The tower, now more than 70 percent leased, is commanding some of the highest rents downtown has seen, with Class A space in the mid-$30s per foot. In addition to high-end offices, the tower boasts a private roof deck with stunning panoramic views of the downtown skyline, lake and river.
For the public, the most noticeable feature will be newfound access to the riverfront thanks to a new 1,200-foot boardwalk and bulkhead along the water. Before, access to the East Bank waterfront was limited those who had a seat on a bar patio.
Adam Fishman of Fairmount Properties
, co-developer of the Flats East Bank, says the partners are now hard at work assembling the “capital stack” for Phase II. That will include a high-end 200-unit apartment complex and recently-announced riverfront dining and entertainment venues that include a two-story Panini's and The Big Bang piano bar -- as soon as they can close $135 million in financing.
“Most of Phase I is just three acres between W. 9th and Front Street,” says Fishman with the confidence of a developer who's taken on the city’s most challenging real estate project in decades and lived to fight another day. “We’ve got 21 acres to go.”
New Breed of Entrepreneurs
What does all of this add up to for downtown Cleveland? Well, for one thing, the critical mass of development is attracting entrepreneurs who see big opportunities ahead.

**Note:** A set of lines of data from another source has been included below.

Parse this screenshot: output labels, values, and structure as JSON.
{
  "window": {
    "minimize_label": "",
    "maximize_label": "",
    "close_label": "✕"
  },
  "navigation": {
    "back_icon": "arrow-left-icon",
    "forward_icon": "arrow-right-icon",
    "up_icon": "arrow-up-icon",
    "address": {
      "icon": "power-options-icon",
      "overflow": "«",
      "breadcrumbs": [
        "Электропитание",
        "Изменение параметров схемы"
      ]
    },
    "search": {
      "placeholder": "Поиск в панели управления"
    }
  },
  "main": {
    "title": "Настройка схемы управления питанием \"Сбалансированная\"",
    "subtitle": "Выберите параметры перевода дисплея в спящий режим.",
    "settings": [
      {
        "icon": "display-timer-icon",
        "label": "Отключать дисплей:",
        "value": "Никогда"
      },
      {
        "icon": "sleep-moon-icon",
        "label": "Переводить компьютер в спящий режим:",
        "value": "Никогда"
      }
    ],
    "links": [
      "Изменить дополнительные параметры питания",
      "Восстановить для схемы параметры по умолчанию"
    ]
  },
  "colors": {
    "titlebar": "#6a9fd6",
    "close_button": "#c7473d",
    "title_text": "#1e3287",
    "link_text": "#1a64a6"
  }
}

“We’re past the tipping point and going in a positive direction -- finally,” says Zack Bruell, who owns two restaurants downtown, five in Cleveland and employs about 220 people.
“I worked with major chefs early in my career, and I was the only one of my peers not to go to a major market,” he adds. “Now they look at me and they’re amazed: ‘You have five restaurants?’ That’s a testament to the market. There are opportunities here.”
Photos Bob Perkoski